When you grow up online, a little broke and a little creative, it’s easy to find solace in the idea of a digital career. For those whose main skill set involves being good at the Internet, almost any idea you have can be profitable, so long as you have a basic understanding of digital marketing — specifically, small business SEO and how it can make your brand more profitable.
To get you started, I’ve compiled a few of the basics of search engine optimization (SEO) that I think every entrepreneur should understand. No matter what industry you’re looking to break into — music, beauty, fashion, etc. — there are indisputable things you’ll need in order to get your business logged by Google and seen online.
…she types, on her two page, bare-boned website.
Hey, I know better than anyone that when you’re working a full-time job, maintaining a life and easily trapped in Netflix binges, it’s hard to set aside time creating content for an idea that sometimes seems like a pipe dream. Part of the reason I decided to write blogs like this is to motivate myself to work through my own to-do list.
Regardless, a website is a necessity for any brand, artist, company or person looking for an online career — no question.
Not just any website either. Websites are essential in establishing your small business’ SEO. SEO is really a bunch of ever-changing little processes working together, but with a few minor additions and adjustments you can make real progress online.
There’s a reason recipe bloggers take 45 minutes to tell you the damn recipe. They’re packing the page full of extra keywords, repeating the same phrase or phrases like it in order to signal Google: “This page is about crabcakes.”
The easiest way to conduct keyword research for your online business is to use Google Keyword Planner. You’ll need a Google Adwords account to start, but the tool is free.
Let’s say you want to start a small streetwear brand. Yeah, you and everyone else, right? How do you stand out in an industry that’s simultaneously niche and oversaturated?
Quickly, I threw the phrase “streetwear clothing companies” into Google Keyword Planner. The phrase itself is searched anywhere from 1-100 times a month. Other similar phrases, like “urban clothing websites,” are searched as many as 10,000 times a month.
If I were building a website for a streetwear brand, then, I’d use the phrasing “urban clothing websites” before the former.
Once you find your keyword — the main one, the one that accurately describes your brand and is searched an enticing amount — there are specific ways to incorporate that keyword into the framework of your website.
I don’t know about you, but I’ve been familiar with these formats of titles since middle school, when I used to throw <h1> the top of my Body section on MySpace to really make the Panic!
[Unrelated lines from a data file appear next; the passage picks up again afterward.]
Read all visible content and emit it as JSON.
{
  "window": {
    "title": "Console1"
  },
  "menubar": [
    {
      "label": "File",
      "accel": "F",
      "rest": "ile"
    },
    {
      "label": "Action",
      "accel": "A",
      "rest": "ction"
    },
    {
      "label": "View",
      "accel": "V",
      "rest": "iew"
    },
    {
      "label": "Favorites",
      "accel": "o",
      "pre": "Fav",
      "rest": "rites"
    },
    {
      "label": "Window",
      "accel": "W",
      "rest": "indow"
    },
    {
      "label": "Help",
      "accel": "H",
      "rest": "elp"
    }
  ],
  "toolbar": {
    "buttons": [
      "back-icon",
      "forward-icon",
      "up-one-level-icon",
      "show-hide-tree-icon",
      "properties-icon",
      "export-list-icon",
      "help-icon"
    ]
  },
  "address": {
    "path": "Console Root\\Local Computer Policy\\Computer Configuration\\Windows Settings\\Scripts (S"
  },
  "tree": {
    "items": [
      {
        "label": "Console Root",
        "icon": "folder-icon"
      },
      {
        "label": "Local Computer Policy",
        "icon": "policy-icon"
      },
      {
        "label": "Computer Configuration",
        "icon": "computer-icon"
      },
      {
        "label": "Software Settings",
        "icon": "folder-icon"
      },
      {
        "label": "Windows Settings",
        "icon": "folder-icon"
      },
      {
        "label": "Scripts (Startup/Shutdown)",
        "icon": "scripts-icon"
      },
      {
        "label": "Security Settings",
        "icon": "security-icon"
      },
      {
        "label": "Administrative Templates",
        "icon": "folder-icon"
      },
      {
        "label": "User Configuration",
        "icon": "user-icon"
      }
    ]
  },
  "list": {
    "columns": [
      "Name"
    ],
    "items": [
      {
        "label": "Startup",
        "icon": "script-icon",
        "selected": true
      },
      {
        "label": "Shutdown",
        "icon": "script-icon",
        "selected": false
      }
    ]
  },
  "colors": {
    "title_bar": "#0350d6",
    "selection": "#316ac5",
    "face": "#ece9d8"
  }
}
At The Disco lyric stand out. They work the same way in your website now, and they have an added benefit: Google weighs headings like this more than simple paragraph text, and including your keyword phrase in them seriously boosts Google’s understanding of what your site is about.
Websites deserve to be beautiful, and visuals are an integral element of capturing your visitor’s (ahem, customer’s) attention. The images you incorporate, like the titles, have an added benefit of standing out to Google as well.
When you upload a photo to your website, you should have the option to edit the Alt Tag of the image. Here, you should write out a description of the image (a courtesy to make the web more accessible to those with disabilities) and you should also include your keyword.
One of the most creative ways I like doing this is uploading a Pinterest photo to any blog I post. Like this one:
Since this photo is optimized for sharing on Pinterest, the alt tag serves as the caption that comes up when your “pin it” button navigates you to Pinterest.com. By typing a description of the article (including the keyword), you kill two birds with one stone: add another flag to Google that your page is about that phrase, and ensure that you’ll pop up when people search for your keyword on Pinterest as well.
Once you notice SEO, you’ll never miss it again. In fact, scroll back through this article and count how many times I say “small business SEO,” or some variation thereof. Even if that’s a keyword I have no chance of competing for right now, due to other factors like my site’s age and amount of content, this page establishes a foundation that I can link back to over time. Which brings me to the last primer:
One of the biggest influencers in the rank of a site are it’s backlinks, or the amount of times other sites link to it as a source. That’s why major sites and recognizable names come up before small, indie websites: more people link to Complex when they say “rap blog” than the small site you started in college.
That doesn’t mean, though, that there aren’t a million ways to increase the amount of sites that link to you. While some ways are a little sketchy, you can start today by combing back through your old blogs and linking phrases to others. There’s no real reason for me to say “SZA CTRL lyrics,” here, but I decided to try my hand at ranking for that in a blog post earlier this month (this site is all over the place — an experiment, really) so why not?
I still believe in blogs. I believe in informative, perspective-driven writing and I believe in small designers, musicians and any other creative person trying to make a living online. There’s room for all of us. We just all have to start putting the work in.